After submitting your application to rent an apartment, the landlord and guarantor company will perform screenings.
Tip: Providing an emergency contact person
Rental applications require you to provide an emergency contact person (緊急連絡先, kinkyu renrakusaki). This person is often mistaken for a joint guarantor. Rather, this is a person who can be reached in the event of an emergency and has no legal liability regarding payments.
Once the screenings are complete, the real estate agency will notify you of the decision on whether or not you can rent the apartment. If your application is accepted and you decide to rent the apartment, you will have to enter into a guarantee consignment contract and rental agreement.
Tip: Beware of application deposits!
Some agencies may request that you pay an application deposit, often called azukarikin (預り金), moushikomikin (申込金), moushikomishoukokin (申込証拠金), yoyakukin (予約金), or koushouazukarikin (交渉預り金). Although Japanese law specifies that agencies must return the application deposit if the applicant cancels the application, disputes over the return of deposits are common. Authorities urge agencies not to request application deposits. If a real estate agency insist that you pay an application deposit, use another agency.
Understand Your Rental Agreement
Before signing the rental agreement, have the real estate agent explain the important points of the agreement to you. If there is something you do not understand, ask questions.
Special clauses may be added to your rental agreement. These details should be explained to you in person while referring to the written contract. Before signing the agreement, confirm that you fully understand these clauses and that they are not unfavorable to you.
The following is a sample of Regular Rental Housing Agreement on The Minister of Land, Infrastructure, Transport and Tourism website.
- Regular Rental Housing Contract
- Important Points Explanation of Property to be Leased
- Explanation Based on the Ordinance for Prevention of Residential Rental Disputes
To avoid problems when moving out, be sure to check the following:
- Cancellaion Policy
- Non-refundable portion of your security deposit (敷き引き, shikibiki), if any
- Cost for restoring the apartment to its original condition after vacating
※ More information is available at the Tokyo Metropolitan Government website ( Guidebook for Tenants & Landlords).
Fees When Signing a Contract
When making a contract, be prepared to pay around 6 months’ rent in initial fees. These fees can include:
- 敷金 (Shikikin): Security deposit
Typically 1-2 months’ rent
- 礼金 (Reikin): Gratuity fee paid to the landlord
Typically 1-2 months’ rent; non-refundable; often called “key money”
- 仲介手数料 (Chukai tesuryo): Real estate agency’s commission
Typically 1 month’s rent; Tokyo Tech Co-op often has apartment listings directly from landlords. In such cases, no commission is charged.

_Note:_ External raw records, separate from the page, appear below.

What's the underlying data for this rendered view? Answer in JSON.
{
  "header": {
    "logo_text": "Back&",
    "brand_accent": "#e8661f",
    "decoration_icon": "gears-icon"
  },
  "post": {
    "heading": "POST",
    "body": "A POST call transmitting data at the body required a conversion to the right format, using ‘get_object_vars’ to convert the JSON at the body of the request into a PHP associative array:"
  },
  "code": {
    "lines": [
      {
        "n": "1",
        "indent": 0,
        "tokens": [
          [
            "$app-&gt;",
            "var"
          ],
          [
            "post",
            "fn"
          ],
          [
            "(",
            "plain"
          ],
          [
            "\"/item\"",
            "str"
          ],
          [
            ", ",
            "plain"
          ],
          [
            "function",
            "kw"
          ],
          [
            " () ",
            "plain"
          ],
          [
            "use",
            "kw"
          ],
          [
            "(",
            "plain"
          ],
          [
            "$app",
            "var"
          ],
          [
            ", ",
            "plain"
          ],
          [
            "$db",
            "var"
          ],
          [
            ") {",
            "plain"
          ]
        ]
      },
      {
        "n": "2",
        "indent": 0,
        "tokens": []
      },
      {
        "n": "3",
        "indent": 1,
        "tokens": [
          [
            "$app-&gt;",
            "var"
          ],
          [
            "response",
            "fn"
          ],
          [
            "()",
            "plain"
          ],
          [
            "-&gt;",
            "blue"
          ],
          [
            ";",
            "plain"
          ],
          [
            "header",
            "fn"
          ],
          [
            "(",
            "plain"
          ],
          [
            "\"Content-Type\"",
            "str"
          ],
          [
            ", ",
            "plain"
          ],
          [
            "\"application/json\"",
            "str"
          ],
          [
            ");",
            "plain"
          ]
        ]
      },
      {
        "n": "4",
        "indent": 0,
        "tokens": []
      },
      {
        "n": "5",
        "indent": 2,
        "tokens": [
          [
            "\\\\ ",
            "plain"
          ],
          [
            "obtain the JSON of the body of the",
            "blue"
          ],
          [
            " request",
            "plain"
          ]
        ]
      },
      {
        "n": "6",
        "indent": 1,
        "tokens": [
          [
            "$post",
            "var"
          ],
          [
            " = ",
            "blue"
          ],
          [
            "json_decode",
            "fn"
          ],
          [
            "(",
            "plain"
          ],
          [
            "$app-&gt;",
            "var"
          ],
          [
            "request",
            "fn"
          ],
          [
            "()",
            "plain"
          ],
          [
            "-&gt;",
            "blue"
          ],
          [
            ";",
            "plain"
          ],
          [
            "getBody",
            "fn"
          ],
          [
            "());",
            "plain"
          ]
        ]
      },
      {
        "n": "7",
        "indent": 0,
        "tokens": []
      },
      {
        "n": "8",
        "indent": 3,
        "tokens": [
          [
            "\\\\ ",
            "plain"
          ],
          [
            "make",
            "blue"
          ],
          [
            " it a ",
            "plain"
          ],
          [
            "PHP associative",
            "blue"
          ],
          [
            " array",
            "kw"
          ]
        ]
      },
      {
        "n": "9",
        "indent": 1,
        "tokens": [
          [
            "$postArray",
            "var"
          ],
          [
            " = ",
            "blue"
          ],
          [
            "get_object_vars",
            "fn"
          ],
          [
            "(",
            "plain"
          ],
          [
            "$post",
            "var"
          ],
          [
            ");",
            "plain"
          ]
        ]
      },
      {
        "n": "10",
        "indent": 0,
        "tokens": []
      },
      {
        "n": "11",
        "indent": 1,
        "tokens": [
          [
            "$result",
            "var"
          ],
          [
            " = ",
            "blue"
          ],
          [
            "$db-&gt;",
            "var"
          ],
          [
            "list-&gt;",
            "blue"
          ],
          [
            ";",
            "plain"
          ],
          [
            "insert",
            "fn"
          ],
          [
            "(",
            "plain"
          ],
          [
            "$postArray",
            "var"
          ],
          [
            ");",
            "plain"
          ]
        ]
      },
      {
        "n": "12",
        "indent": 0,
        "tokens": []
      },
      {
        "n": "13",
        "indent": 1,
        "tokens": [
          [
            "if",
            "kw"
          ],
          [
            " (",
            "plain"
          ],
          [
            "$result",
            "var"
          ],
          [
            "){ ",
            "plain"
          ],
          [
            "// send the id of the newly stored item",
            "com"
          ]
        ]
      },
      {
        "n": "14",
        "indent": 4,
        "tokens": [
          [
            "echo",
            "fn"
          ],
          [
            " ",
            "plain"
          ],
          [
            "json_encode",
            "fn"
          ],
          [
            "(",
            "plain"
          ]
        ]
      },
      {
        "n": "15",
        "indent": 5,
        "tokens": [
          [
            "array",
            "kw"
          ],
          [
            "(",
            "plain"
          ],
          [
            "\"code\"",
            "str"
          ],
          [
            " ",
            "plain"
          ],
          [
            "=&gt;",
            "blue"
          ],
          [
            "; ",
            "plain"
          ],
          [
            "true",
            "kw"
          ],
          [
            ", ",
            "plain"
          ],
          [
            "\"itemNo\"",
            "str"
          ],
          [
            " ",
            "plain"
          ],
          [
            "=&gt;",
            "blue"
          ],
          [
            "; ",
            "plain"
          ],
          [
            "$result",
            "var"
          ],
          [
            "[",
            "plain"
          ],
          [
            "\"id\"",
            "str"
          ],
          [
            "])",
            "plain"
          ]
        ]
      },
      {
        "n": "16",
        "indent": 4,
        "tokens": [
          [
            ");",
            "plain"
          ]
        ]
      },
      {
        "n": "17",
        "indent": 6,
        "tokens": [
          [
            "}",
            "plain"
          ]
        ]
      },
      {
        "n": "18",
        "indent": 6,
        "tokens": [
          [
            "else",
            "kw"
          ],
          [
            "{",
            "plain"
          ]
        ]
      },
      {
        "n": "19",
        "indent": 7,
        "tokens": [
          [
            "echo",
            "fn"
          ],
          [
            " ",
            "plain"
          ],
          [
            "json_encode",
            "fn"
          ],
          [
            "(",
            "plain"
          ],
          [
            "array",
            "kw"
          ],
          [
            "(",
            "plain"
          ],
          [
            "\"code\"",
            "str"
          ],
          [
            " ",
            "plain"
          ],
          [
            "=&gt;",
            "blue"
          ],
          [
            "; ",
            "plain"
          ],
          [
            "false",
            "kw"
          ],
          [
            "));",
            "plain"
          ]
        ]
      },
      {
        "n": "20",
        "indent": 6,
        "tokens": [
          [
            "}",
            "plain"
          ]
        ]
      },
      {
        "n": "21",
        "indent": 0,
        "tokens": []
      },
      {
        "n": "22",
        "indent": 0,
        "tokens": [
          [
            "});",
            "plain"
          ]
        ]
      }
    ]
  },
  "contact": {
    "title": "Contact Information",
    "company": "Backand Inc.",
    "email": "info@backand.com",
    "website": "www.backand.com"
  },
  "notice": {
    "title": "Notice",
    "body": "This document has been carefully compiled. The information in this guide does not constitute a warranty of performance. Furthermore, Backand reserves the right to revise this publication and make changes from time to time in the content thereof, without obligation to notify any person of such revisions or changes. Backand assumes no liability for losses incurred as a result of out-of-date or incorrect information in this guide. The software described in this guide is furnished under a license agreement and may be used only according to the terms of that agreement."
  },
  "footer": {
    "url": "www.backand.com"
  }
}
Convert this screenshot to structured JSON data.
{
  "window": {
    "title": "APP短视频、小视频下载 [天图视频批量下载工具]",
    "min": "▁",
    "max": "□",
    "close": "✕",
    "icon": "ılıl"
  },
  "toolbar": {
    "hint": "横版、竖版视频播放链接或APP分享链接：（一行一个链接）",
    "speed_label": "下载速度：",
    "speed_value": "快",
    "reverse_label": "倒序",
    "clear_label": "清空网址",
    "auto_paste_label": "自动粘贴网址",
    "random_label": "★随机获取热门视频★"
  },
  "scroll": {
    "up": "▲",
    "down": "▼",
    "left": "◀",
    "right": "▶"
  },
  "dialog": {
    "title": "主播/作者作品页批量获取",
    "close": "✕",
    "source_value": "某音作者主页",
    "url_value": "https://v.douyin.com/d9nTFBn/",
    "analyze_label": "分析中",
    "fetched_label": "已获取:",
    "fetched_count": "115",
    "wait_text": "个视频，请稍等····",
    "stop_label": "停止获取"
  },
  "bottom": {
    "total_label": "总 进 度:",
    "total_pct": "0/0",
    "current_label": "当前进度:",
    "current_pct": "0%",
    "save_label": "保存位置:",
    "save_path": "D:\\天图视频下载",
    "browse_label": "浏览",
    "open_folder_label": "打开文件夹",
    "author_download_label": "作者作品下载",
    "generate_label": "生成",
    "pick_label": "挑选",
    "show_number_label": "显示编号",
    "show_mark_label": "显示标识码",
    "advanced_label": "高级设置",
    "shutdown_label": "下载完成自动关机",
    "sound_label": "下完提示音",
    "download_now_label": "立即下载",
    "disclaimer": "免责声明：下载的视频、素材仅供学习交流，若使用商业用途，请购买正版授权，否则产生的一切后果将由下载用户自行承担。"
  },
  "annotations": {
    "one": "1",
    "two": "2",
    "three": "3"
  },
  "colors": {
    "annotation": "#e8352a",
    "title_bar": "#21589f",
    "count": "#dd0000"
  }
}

- 鍵交換費 (Kagikoukanhi): Fee for changing the lock and key
- 家賃 (Yachin): Rent
Note that rent will be charged from the day your lease begins, not necessarily from the day you move in. If your contract begins in the middle of the month, rent for that month will be prorated based on number of days remaining in that month.
- 共益費 (Kyoekihi): Fee for common facilities/management
- 火災保険 (Kasai hoken): Fire insurance
Typically ¥10,000-20,000 for a 2-year term
See the Glossary for more related terms.
Payment will need to be made in cash or by bank transfer. The term for a typical lease is 2 years. If you plan to stay less than two years, you should mention this to the real estate agency beforehand.
Contract Renewal Fees
When you want to renew your contract, you usually have to pay a renewal fee of 1 month’s rent, agreed upon by you and the landlord. You may also have to pay a commission to the real estate agency for preparing the new contract. Premium for an addition term of fire insurance will also have to be paid.